= Beginning of Section =

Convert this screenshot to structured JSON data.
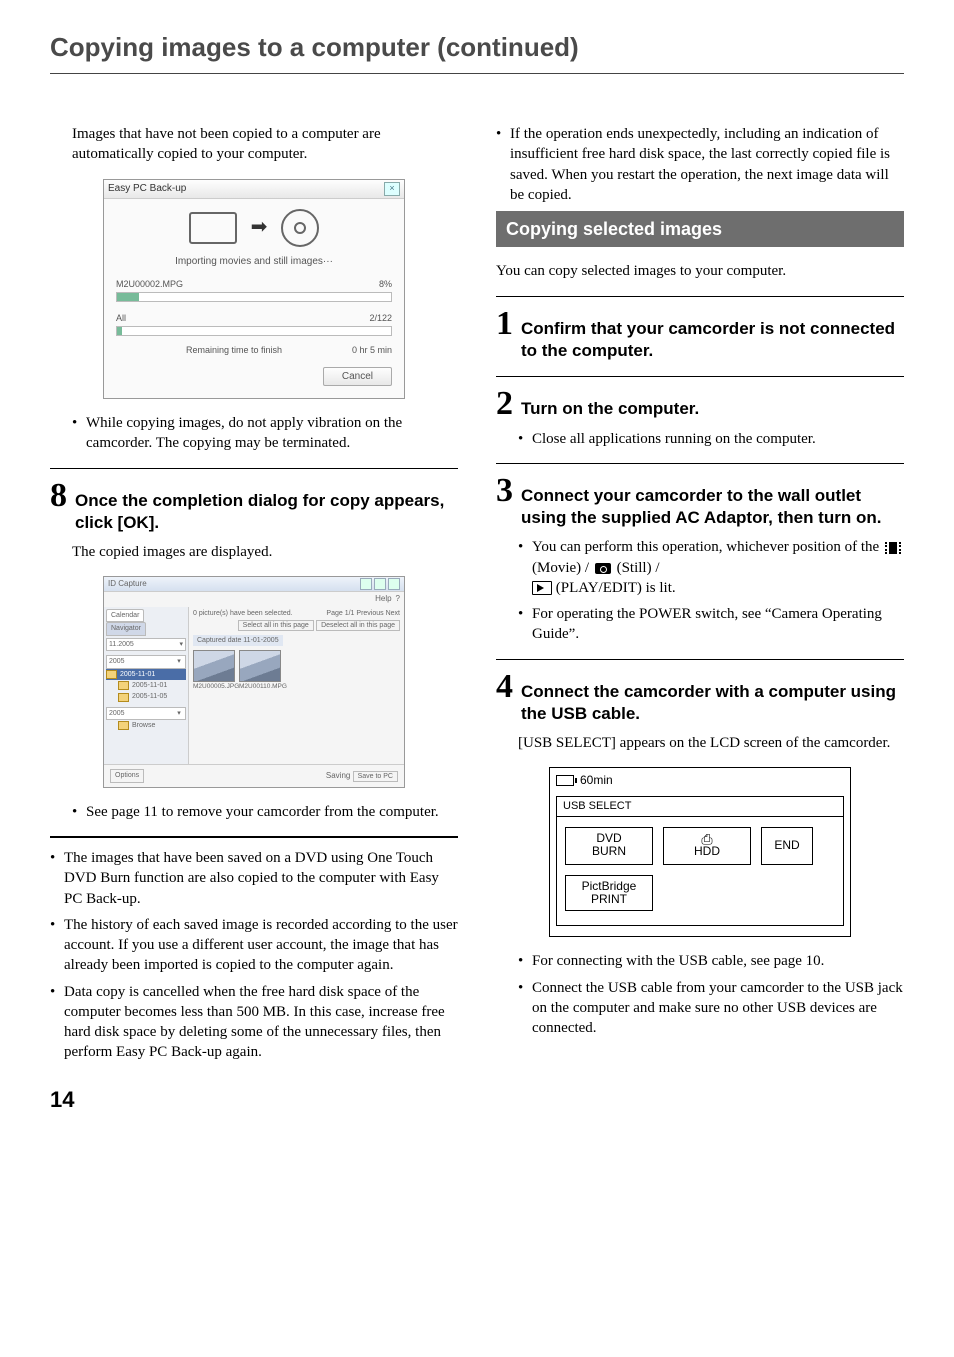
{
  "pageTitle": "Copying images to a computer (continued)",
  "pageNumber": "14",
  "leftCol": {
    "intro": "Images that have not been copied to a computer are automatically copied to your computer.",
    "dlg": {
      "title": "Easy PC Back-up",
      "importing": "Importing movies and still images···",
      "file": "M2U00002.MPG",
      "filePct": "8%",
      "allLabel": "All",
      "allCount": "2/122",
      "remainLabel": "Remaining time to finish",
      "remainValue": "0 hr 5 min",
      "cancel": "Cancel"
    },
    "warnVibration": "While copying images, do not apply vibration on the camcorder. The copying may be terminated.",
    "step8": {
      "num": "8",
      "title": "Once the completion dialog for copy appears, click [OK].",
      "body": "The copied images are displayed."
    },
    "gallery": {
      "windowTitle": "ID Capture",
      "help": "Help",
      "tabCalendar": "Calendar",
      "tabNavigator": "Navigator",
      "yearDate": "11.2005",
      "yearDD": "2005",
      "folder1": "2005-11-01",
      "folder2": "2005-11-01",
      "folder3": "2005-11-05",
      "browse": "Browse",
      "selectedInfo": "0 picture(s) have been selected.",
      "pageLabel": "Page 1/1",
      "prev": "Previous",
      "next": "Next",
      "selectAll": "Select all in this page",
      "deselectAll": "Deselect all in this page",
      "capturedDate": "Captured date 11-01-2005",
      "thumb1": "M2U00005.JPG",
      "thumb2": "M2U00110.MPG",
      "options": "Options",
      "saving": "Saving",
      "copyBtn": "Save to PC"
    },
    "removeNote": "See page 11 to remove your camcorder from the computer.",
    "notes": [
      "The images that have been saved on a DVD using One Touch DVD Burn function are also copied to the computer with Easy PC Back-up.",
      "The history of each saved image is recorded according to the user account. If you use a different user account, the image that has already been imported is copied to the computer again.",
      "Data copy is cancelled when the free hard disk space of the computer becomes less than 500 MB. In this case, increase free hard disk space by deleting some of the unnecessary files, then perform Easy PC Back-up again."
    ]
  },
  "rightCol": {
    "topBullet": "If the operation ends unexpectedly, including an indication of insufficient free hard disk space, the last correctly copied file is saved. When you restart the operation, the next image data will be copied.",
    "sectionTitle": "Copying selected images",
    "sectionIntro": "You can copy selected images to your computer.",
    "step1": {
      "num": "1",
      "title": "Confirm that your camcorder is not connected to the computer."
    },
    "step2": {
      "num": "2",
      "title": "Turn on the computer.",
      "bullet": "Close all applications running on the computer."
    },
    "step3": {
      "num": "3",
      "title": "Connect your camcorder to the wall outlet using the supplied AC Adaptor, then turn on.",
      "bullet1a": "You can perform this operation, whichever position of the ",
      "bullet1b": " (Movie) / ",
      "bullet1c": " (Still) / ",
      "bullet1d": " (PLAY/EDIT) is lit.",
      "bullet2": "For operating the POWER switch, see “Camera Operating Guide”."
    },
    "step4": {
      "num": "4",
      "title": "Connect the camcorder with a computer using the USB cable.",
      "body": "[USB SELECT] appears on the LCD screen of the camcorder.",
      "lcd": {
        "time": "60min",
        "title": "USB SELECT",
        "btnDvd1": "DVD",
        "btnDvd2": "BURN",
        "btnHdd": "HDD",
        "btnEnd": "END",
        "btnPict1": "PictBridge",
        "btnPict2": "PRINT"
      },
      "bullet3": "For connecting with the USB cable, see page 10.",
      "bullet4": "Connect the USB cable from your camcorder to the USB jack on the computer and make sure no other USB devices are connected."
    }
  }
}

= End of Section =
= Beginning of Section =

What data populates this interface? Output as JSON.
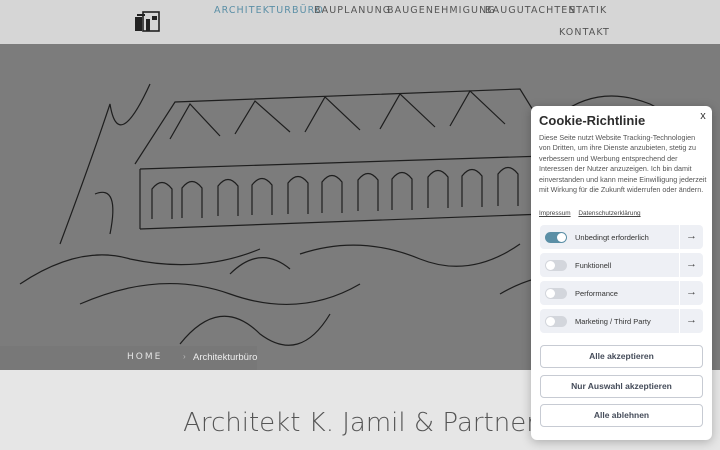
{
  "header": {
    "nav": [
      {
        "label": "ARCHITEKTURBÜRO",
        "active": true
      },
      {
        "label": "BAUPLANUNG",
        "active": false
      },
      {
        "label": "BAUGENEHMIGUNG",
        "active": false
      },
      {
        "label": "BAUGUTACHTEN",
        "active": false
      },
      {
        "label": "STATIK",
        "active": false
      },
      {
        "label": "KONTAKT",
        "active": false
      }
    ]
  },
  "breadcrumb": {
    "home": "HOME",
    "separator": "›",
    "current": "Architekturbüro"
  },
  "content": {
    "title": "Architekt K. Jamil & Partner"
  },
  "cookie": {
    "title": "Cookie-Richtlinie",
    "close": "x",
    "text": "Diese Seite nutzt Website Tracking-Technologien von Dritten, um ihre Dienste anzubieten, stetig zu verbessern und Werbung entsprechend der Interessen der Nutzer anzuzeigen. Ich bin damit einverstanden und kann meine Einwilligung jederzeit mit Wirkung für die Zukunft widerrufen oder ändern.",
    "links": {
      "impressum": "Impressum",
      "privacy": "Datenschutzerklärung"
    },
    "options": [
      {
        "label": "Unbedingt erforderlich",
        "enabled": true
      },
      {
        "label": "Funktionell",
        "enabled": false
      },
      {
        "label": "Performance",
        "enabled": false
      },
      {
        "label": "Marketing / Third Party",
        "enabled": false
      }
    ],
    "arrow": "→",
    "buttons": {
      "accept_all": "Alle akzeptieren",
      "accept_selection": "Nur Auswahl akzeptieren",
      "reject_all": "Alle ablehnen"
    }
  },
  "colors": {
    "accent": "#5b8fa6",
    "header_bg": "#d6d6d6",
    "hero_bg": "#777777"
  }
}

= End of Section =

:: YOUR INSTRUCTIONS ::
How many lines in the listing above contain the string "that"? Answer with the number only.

:: REPLY ::
4